Supplied data ::

=== Section Start ===

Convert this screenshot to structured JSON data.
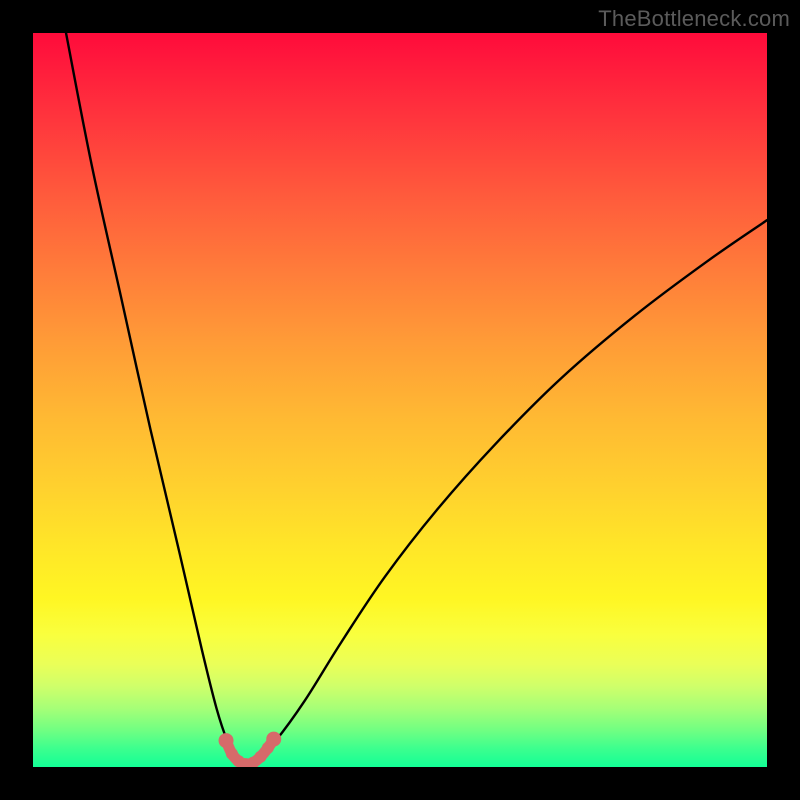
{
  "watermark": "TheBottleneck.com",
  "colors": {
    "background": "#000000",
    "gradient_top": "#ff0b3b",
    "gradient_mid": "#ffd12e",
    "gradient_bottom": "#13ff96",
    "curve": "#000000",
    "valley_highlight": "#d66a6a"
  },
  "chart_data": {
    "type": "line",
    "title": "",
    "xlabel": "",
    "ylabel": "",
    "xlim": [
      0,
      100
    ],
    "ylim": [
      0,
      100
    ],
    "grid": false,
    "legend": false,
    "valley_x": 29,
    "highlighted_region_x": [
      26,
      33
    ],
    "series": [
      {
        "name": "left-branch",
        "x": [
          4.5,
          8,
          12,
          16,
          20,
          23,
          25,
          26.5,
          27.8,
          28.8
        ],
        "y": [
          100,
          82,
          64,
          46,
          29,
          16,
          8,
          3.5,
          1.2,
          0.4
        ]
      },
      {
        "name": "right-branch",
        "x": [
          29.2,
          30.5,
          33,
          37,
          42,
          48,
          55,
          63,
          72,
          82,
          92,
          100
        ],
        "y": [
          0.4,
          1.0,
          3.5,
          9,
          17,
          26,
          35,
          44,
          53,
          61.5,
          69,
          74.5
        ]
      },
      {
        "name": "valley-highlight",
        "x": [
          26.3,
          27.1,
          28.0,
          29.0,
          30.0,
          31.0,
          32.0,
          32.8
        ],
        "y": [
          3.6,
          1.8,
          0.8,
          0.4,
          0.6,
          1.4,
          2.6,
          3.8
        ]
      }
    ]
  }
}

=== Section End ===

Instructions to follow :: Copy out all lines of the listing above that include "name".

Result for this task ::
        "name": "left-branch",
        "name": "right-branch",
        "name": "valley-highlight",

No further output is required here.